Announcing Stack Overflow Documentation

We started with Q&A. Technical documentation is next, and we need your help.

Whether you're a beginner or an experienced developer, you can contribute.

Sign up and start helping → Learn more about Documentation →

When I make a page, link it to a CSS file, and open it in a browser, it works fine. But if a make a change and refresh the page again between very short time periods, the change is not reflected. But after sometime, when i refresh the page again, the changes appear.

So, somehow the browser keeps the CSS file cached and expires it after sometime. How to make the browser cache no CSS or HTML file. It would be better if i can block it on a particular domain.

I'm on Ubuntu, using Chrome and Firefox, trying to prevent browsers from caching CSS files on 'localhost'... How to do it...


share|improve this question
up vote 4 down vote accepted

You can open Developer Tools by pressing Ctrl+Shift+J and then you'll find a cog icon in bottom right. When you click on it you should see an option to disable caching.

share|improve this answer
that is not working. and i just checked, i have mod_pagespeed module from google enabled. is that causing the trouble? thanks... – Arjun Bajaj Nov 30 '11 at 19:20
ok, i removed pagespeed and it works without disabling the cache, but it seems this is still the right approach. So I'll mark this answer as accepted... thanks... – Arjun Bajaj Nov 30 '11 at 20:18
Don't see any cog. – doublejosh Feb 7 '13 at 22:12

Something as simple as this should work:

<link rel="stylesheet" src="/css/screen.css?v={CURRENT_TIMESTAMP}">

Just replace {CURRENT_TIMESTAMP} with the actual timestamp in your server side code. This makes the browser think it's a new file because of the query string and it will be downloaded again. You could also use the actual modification time of the file (filemtime('/path/to/css/screen.css') if you're using PHP) which should prevent unnecessary downloads.

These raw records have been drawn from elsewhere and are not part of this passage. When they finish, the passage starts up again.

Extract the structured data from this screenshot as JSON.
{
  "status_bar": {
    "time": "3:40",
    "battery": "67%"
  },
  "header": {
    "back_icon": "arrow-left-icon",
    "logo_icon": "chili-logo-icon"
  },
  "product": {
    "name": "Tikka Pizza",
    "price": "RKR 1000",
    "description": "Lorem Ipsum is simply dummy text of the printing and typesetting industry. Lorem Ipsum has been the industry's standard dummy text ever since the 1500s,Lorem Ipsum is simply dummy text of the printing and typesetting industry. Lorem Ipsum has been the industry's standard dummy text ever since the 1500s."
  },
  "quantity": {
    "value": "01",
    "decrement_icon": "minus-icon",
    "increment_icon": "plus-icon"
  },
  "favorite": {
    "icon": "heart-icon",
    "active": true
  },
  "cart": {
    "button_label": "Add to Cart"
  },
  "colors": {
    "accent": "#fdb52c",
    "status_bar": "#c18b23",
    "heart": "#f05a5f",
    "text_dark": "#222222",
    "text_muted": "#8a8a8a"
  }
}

share|improve this answer
that is not working due to pagespeed module. it is omitting after the ?... so let me uninstall pagespeen and try again... thanks for the idea though... its very simple and elegant in nature... – Arjun Bajaj Nov 30 '11 at 19:53

It would help to know how the website is hosted, as you can configure this in most web servers.

Also, it's a good idea to introduce a cache busting mechanism which would modify the links to the CSS files in question when you change the CSS files' contents. Browsers would then reload the CSS file because the HTML refers to a different URL.

A good example of a cache busting mechanism is the ruby on rails 3.1 asset pipeline which also minifies files and gzips them if the browser supports them:

Rails 3 - Asset Pipeline -- What does it mean to me?


share|improve this answer

The seemingly-inelegant but rock solid approach is to give the asset a new name, when the content changes. This solves the problem for all your users, not just you:

<link rel="stylesheet" src="/css/screen_034.css">
<link rel="stylesheet" src="/css/screen_035.css">
<link rel="stylesheet" src="/css/screen_036.css">

Or maybe (but it's more of a pain to change in an IDE, and sometimes causes unrelated problems with caching):

<link rel="stylesheet" src="/css/screen.css?pretend_version_number=034">

Nothing else works quite as well in large scale production environments, where millions of copies of an older css file may be sitting in various intermediate or browser caches. Some clients ignore cache control headers, and you don't really want caching subverted anyway, at least not in production.

In development you can press Ctrl+Shift+J (Chrome) and turn off caching.

share|improve this answer

Your Answer


By posting your answer, you agree to the privacy policy and terms of service.

Not the answer you're looking for? Browse other questions tagged or ask your own question.